The following week was an anxious one for both of us. Each wondered if the other would want to date again. And you, my darling, to make sure that I would accept your invitation to go dining and dancing, alone together, your note was delivered with a dozen of long stemmed American beauty roses, your favorite flowers.
There was a song that was very popular called “Love Sends a Little Gift of Roses.” We had danced to this beautiful ballad the first night we met. I understood your message, but just the same I prayed you meant it. At the end of this wonderful evening you asked permission to kiss me goodnight. As you kissed me you whispered “I love you.” And I answered, “I love you too.”
You told me afterwards that you walked back to the hotel like a man to whom a door had opened, that he may look into heaven. Those were blissful days. Some of the sweetest days of our lives. Days that can only live in memories.
We were married one year later. January 17th, 1925. It was an elopement, at Boston Massachusetts. In the rectory of the Saint Peter and Paul Cathedral, by Father Dailey.
I had been looking back across the years, but this was today, and the future was ahead, a dark, drab, and dreary winding road which I cannot visualize without you. The journey seems so arduous and so, so long.
Is it such a waste of time to close our eyes and dream? My restless mind was looking for escape, from sorrow and distress. But it wasn’t to be, with faith and courage I went back to your room.
You were lying there with the same dear, sad, white face, asleep. Three or four days, I had assured you. The tests will determine what is causing your discomfort, and then I will take you home, my dearest. Meanwhile during your stay in the hospital, I shall not leave your side.
But it was to be death, before us. Even asleep I did not dare to look at you with despair. I forced myself to be calm. Rehearsing a scene I would play for you to the end. I looked at my face in the mirror, I was reassured. You would notice nothing, my features, my smile, were just the same. No, nothing was written on my face. Sorrow would mark it later, but now it still showed my past happiness.
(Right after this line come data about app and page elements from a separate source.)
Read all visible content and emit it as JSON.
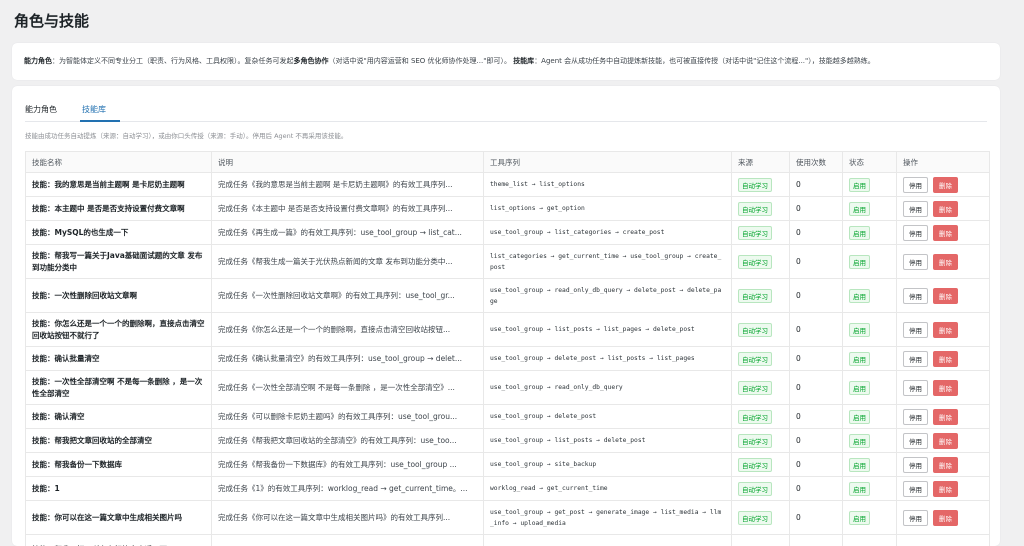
{
  "page": {
    "title": "角色与技能"
  },
  "info": {
    "roles_label": "能力角色",
    "roles_text": "：为智能体定义不同专业分工（职责、行为风格、工具权限）。复杂任务可发起",
    "collab_label": "多角色协作",
    "collab_text": "（对话中说\"用内容运营和 SEO 优化师协作处理...\"即可）。",
    "skills_label": "技能库",
    "skills_text": "：Agent 会从成功任务中自动提炼新技能，也可被直接传授（对话中说\"记住这个流程...\"），技能越多越熟练。"
  },
  "tabs": [
    {
      "label": "能力角色",
      "active": false
    },
    {
      "label": "技能库",
      "active": true
    }
  ],
  "hint": "技能由成功任务自动提炼（来源：自动学习），或由你口头传授（来源：手动）。停用后 Agent 不再采用该技能。",
  "table": {
    "headers": [
      "技能名称",
      "说明",
      "工具序列",
      "来源",
      "使用次数",
      "状态",
      "操作"
    ],
    "disable_label": "停用",
    "delete_label": "删除",
    "rows": [
      {
        "name": "技能：我的意思是当前主题啊 是卡尼奶主题啊",
        "desc": "完成任务《我的意思是当前主题啊 是卡尼奶主题啊》的有效工具序列...",
        "tools": "theme_list → list_options",
        "source": "自动学习",
        "uses": "0",
        "status": "启用"
      },
      {
        "name": "技能：本主题中 是否是否支持设置付费文章啊",
        "desc": "完成任务《本主题中 是否是否支持设置付费文章啊》的有效工具序列...",
        "tools": "list_options → get_option",
        "source": "自动学习",
        "uses": "0",
        "status": "启用"
      },
      {
        "name": "技能：MySQL的也生成一下",
        "desc": "完成任务《再生成一篇》的有效工具序列：use_tool_group → list_cat...",
        "tools": "use_tool_group → list_categories → create_post",
        "source": "自动学习",
        "uses": "0",
        "status": "启用"
      },
      {
        "name": "技能：帮我写一篇关于Java基础面试题的文章 发布到功能分类中",
        "desc": "完成任务《帮我生成一篇关于光伏热点新闻的文章 发布到功能分类中...",
        "tools": "list_categories → get_current_time → use_tool_group → create_post",
        "source": "自动学习",
        "uses": "0",
        "status": "启用"
      },
      {
        "name": "技能：一次性删除回收站文章啊",
        "desc": "完成任务《一次性删除回收站文章啊》的有效工具序列：use_tool_gr...",
        "tools": "use_tool_group → read_only_db_query → delete_post → delete_page",
        "source": "自动学习",
        "uses": "0",
        "status": "启用"
      },
      {
        "name": "技能：你怎么还是一个一个的删除啊，直接点击清空回收站按钮不就行了",
        "desc": "完成任务《你怎么还是一个一个的删除啊，直接点击清空回收站按钮...",
        "tools": "use_tool_group → list_posts → list_pages → delete_post",
        "source": "自动学习",
        "uses": "0",
        "status": "启用"
      },
      {
        "name": "技能：确认批量清空",
        "desc": "完成任务《确认批量清空》的有效工具序列：use_tool_group → delet...",
        "tools": "use_tool_group → delete_post → list_posts → list_pages",
        "source": "自动学习",
        "uses": "0",
        "status": "启用"
      },
      {
        "name": "技能：一次性全部清空啊 不是每一条删除 ，是一次性全部清空",
        "desc": "完成任务《一次性全部清空啊 不是每一条删除 ，是一次性全部清空》...",
        "tools": "use_tool_group → read_only_db_query",
        "source": "自动学习",
        "uses": "0",
        "status": "启用"
      },
      {
        "name": "技能：确认清空",
        "desc": "完成任务《可以删除卡尼奶主题吗》的有效工具序列：use_tool_grou...",
        "tools": "use_tool_group → delete_post",
        "source": "自动学习",
        "uses": "0",
        "status": "启用"
      },
      {
        "name": "技能：帮我把文章回收站的全部清空",
        "desc": "完成任务《帮我把文章回收站的全部清空》的有效工具序列：use_too...",
        "tools": "use_tool_group → list_posts → delete_post",
        "source": "自动学习",
        "uses": "0",
        "status": "启用"
      },
      {
        "name": "技能：帮我备份一下数据库",
        "desc": "完成任务《帮我备份一下数据库》的有效工具序列：use_tool_group ...",
        "tools": "use_tool_group → site_backup",
        "source": "自动学习",
        "uses": "0",
        "status": "启用"
      },
      {
        "name": "技能：1",
        "desc": "完成任务《1》的有效工具序列：worklog_read → get_current_time。...",
        "tools": "worklog_read → get_current_time",
        "source": "自动学习",
        "uses": "0",
        "status": "启用"
      },
      {
        "name": "技能：你可以在这一篇文章中生成相关图片吗",
        "desc": "完成任务《你可以在这一篇文章中生成相关图片吗》的有效工具序列...",
        "tools": "use_tool_group → get_post → generate_image → list_media → llm_info → upload_media",
        "source": "自动学习",
        "uses": "0",
        "status": "启用"
      },
      {
        "name": "技能：帮我…把…所有在标签中合适…可…",
        "desc": "",
        "tools": "use_tool_group → list_categories → theme_list → get_site_inf",
        "source": "",
        "uses": "",
        "status": ""
      }
    ]
  }
}
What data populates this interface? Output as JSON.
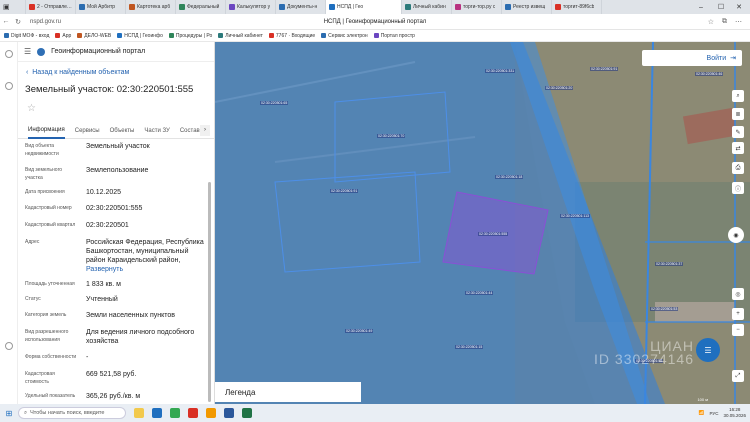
{
  "browser": {
    "tabs": [
      {
        "title": "2 - Отправленн",
        "color": "#d93025"
      },
      {
        "title": "Мой Арбитр",
        "color": "#2b6cb0"
      },
      {
        "title": "Картотека арб",
        "color": "#c05621"
      },
      {
        "title": "Федеральный",
        "color": "#2f855a"
      },
      {
        "title": "Калькулятор у",
        "color": "#6b46c1"
      },
      {
        "title": "Документы-н",
        "color": "#2b6cb0"
      },
      {
        "title": "НСПД | Гео",
        "color": "#1f6fbf",
        "active": true
      },
      {
        "title": "Личный кабин",
        "color": "#2c7a7b"
      },
      {
        "title": "торги-тор.ру с",
        "color": "#b83280"
      },
      {
        "title": "Реестр извещ",
        "color": "#2b6cb0"
      },
      {
        "title": "торгит-89f6cb",
        "color": "#d93025"
      }
    ],
    "url": "nspd.gov.ru",
    "page_title": "НСПД | Геоинформационный портал",
    "bookmarks": [
      {
        "label": "Digit МОФ - вход",
        "color": "#2b6cb0"
      },
      {
        "label": "App",
        "color": "#d93025"
      },
      {
        "label": "ДЕЛО-WEB",
        "color": "#c05621"
      },
      {
        "label": "НСПД | Геоинфо",
        "color": "#1f6fbf"
      },
      {
        "label": "Процедуры | Ро",
        "color": "#2f855a"
      },
      {
        "label": "Личный кабинет",
        "color": "#2c7a7b"
      },
      {
        "label": "7767 · Входящие",
        "color": "#d93025"
      },
      {
        "label": "Сервис электрон",
        "color": "#2b6cb0"
      },
      {
        "label": "Портал простр",
        "color": "#6b46c1"
      }
    ]
  },
  "panel": {
    "app_name": "Геоинформационный портал",
    "back_label": "Назад к найденным объектам",
    "title": "Земельный участок: 02:30:220501:555",
    "tabs": [
      "Информация",
      "Сервисы",
      "Объекты",
      "Части ЗУ",
      "Состав"
    ],
    "properties": [
      {
        "label": "Вид объекта недвижимости",
        "value": "Земельный участок"
      },
      {
        "label": "Вид земельного участка",
        "value": "Землепользование"
      },
      {
        "label": "Дата присвоения",
        "value": "10.12.2025"
      },
      {
        "label": "Кадастровый номер",
        "value": "02:30:220501:555"
      },
      {
        "label": "Кадастровый квартал",
        "value": "02:30:220501"
      },
      {
        "label": "Адрес",
        "value": "Российская Федерация, Республика Башкортостан, муниципальный район Караидельский район,",
        "link": "Развернуть"
      },
      {
        "label": "Площадь уточненная",
        "value": "1 833 кв. м"
      },
      {
        "label": "Статус",
        "value": "Учтенный"
      },
      {
        "label": "Категория земель",
        "value": "Земли населенных пунктов"
      },
      {
        "label": "Вид разрешенного использования",
        "value": "Для ведения личного подсобного хозяйства"
      },
      {
        "label": "Форма собственности",
        "value": "-"
      },
      {
        "label": "Кадастровая стоимость",
        "value": "669 521,58 руб."
      },
      {
        "label": "Удельный показатель",
        "value": "365,26 руб./кв. м"
      }
    ]
  },
  "map": {
    "login_label": "Войти",
    "legend_label": "Легенда",
    "watermark": "ЦИАН\nID 330274146",
    "scale_label": "100 м"
  },
  "taskbar": {
    "search_placeholder": "Чтобы начать поиск, введите",
    "lang": "РУС",
    "time": "16:28",
    "date": "30.05.2026"
  },
  "colors": {
    "accent": "#2463b0",
    "zone_fill": "#2f7fe0",
    "parcel": "#8b4fd6"
  }
}
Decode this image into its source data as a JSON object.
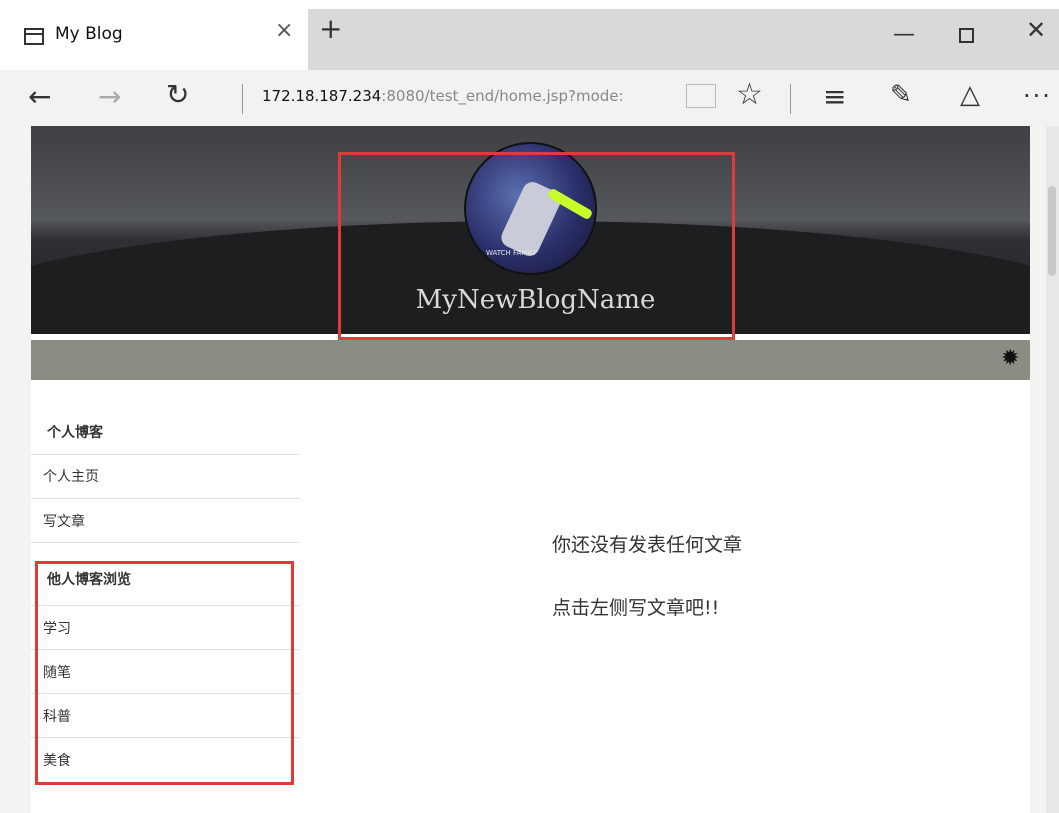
{
  "browser": {
    "tab_title": "My Blog",
    "tab_close": "×",
    "new_tab": "+",
    "url_host": "172.18.187.234",
    "url_rest": ":8080/test_end/home.jsp?mode:",
    "window_min": "—",
    "window_close": "✕"
  },
  "header": {
    "blog_name": "MyNewBlogName",
    "avatar_caption": "WATCH FAMILY"
  },
  "sidebar": {
    "personal": {
      "heading": "个人博客",
      "items": [
        {
          "label": "个人主页"
        },
        {
          "label": "写文章"
        }
      ]
    },
    "others": {
      "heading": "他人博客浏览",
      "items": [
        {
          "label": "学习"
        },
        {
          "label": "随笔"
        },
        {
          "label": "科普"
        },
        {
          "label": "美食"
        }
      ]
    }
  },
  "main": {
    "empty_line1": "你还没有发表任何文章",
    "empty_line2": "点击左侧写文章吧!!"
  },
  "colors": {
    "highlight": "#e03a3a",
    "toolbar": "#8c8b84"
  }
}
I was preparing your bath which you enjoyed so much, you took both my hands in yours and kissed them, I returned the kiss on your lips. “You’re such a wonderful wife,” you said. I replied jokingly, “You’re my very best husband.” I sensed and felt that you were trying to find an answer, as you looked at me with that tired smile, that seemed so forced and painful.
The stretcher is coming in the room, an orderly slides you from bed to stretcher. You looked at me with a half smile. “On to the torture chamber,” you half whisper, and kiss my hand, and I brush your face with mine, and in a way we had separated forever. This sight of you wrapped up in a blanket, and strapped on a stretcher, was to be our last communication. Less than an hour later I would see you again, still under the influence of the anesthetic. Never to waken from this enforced sleep. You slept through the night; for short periods, you regained consciousness.
I don’t know whether you really saw me or did you know I was with you every minute? The night hours ticked away slowly. The room was in semi-darkness. The hospital was at its quietest. I held your hand, and occasionally the slight pressure reassured me that you sensed I was with you. You were breathing shallowly, easily at first, but then it became an unending struggle for breath. The painful exertion, the terrible rhythm of the semi-comatose breathing. Despair overcame me, you were drifting away into a void. Our children had been called and those you loved so dearly and loved you as dearly in return, were at your bedside. You seemed to sense, or did you know, or did your love which was so strong reach your waning awareness? It seemed as if you were breathing easier again, your hand in mine seemed more relaxed, your eyes were closed, and you gave a very slow gentle sigh, and you had gone. I kissed your still warm face and whispered, “Sleep well my love,” for you had left us as gently as you had lived. Your eyes were closed in endless sleep.
You were pronounced dead @ 10:30 am Thursday November 13th 1969.
I was escorted by my children into a small quiet room. There were many decisions to be made and plans for the funeral had to be faced. But with great compassion, and understanding, I was left alone in my silent grief.
My thoughts wandered, and I tried to reason why, but, there are things we cannot understand, and you either have faith that there is a reason for everything, or you will eat yourself up with despair.
The unbelievable emptiness of a world without you was something I could not accept. How could I live without you?